> **Records for this task**
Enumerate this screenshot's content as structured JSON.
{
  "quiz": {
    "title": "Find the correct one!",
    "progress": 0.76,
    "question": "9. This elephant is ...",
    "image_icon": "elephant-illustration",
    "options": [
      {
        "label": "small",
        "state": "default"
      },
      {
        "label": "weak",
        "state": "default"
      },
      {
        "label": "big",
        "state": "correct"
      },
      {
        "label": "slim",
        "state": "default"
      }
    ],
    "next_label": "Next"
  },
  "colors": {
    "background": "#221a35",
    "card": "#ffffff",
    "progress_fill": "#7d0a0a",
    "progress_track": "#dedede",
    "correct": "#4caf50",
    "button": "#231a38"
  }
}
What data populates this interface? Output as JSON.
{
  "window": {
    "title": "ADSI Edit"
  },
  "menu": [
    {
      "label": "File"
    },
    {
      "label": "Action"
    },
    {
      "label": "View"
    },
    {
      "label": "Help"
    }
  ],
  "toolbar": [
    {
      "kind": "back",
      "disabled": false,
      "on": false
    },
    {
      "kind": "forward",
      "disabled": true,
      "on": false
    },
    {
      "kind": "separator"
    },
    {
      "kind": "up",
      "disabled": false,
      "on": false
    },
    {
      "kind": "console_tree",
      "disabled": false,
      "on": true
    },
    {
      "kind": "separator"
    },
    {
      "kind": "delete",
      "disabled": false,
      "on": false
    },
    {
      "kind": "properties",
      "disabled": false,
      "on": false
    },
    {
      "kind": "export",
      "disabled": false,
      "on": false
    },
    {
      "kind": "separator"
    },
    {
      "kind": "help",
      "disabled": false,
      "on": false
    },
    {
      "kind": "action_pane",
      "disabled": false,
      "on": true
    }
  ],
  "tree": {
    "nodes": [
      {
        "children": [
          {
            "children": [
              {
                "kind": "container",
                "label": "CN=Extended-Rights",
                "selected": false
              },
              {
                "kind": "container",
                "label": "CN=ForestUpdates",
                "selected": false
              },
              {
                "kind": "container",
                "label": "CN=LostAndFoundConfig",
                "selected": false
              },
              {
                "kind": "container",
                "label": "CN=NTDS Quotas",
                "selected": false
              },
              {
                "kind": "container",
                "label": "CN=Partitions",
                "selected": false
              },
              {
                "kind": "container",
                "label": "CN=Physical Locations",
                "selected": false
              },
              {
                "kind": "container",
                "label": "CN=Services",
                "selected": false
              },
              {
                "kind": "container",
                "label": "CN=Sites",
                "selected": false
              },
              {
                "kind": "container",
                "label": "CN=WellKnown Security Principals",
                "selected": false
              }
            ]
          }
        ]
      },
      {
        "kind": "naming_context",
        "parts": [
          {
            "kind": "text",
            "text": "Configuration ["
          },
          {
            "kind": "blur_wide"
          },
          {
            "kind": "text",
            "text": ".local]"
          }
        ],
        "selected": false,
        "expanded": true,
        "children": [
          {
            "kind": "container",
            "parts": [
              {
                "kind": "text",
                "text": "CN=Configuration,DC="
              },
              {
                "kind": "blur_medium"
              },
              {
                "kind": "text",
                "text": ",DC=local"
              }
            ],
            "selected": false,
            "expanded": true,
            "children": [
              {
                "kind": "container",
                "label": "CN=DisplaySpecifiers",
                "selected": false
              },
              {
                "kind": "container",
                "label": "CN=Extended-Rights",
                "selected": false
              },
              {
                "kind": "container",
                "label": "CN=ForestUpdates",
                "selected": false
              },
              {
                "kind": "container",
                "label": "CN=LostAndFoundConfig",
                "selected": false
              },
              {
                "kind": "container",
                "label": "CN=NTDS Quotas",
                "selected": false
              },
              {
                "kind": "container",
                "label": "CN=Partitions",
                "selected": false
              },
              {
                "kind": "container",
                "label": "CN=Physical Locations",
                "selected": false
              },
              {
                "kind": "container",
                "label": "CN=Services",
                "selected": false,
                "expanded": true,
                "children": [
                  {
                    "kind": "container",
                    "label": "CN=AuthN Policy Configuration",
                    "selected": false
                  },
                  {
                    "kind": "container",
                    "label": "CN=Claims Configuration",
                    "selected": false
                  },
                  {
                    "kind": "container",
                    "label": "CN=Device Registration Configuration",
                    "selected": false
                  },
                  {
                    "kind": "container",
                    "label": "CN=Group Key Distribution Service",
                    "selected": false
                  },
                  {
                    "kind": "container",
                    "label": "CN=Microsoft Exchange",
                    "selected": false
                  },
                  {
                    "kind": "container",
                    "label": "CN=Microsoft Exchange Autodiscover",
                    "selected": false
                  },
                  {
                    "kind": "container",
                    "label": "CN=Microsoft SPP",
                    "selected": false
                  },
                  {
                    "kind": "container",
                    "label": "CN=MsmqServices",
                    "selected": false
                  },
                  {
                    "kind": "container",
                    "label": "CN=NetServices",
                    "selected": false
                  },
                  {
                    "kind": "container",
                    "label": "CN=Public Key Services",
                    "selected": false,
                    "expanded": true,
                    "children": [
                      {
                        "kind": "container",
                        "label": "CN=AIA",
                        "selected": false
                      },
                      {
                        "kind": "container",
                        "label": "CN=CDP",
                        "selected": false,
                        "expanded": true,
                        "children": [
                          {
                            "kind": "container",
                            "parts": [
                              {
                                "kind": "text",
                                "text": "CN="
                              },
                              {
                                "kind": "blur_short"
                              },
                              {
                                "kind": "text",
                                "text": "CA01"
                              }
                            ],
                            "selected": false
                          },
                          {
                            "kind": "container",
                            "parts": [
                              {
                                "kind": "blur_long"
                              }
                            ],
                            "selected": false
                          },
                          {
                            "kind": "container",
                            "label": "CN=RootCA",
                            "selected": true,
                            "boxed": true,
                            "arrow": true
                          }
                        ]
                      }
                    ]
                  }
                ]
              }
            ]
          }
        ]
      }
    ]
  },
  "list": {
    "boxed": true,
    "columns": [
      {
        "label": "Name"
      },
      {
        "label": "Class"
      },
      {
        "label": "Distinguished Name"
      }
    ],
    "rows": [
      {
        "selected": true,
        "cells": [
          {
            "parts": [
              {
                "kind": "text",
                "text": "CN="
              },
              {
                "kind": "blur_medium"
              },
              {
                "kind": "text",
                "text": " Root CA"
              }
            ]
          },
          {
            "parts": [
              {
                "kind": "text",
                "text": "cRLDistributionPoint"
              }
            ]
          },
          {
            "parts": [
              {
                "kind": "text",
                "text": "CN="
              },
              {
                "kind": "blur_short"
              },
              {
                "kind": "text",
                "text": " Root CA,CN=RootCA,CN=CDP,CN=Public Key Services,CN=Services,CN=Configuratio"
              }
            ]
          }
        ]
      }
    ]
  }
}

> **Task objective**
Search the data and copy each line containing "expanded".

> **Solution to this problem**
        "expanded": true,
            "expanded": true,
                "expanded": true,
                    "expanded": true,
                        "expanded": true,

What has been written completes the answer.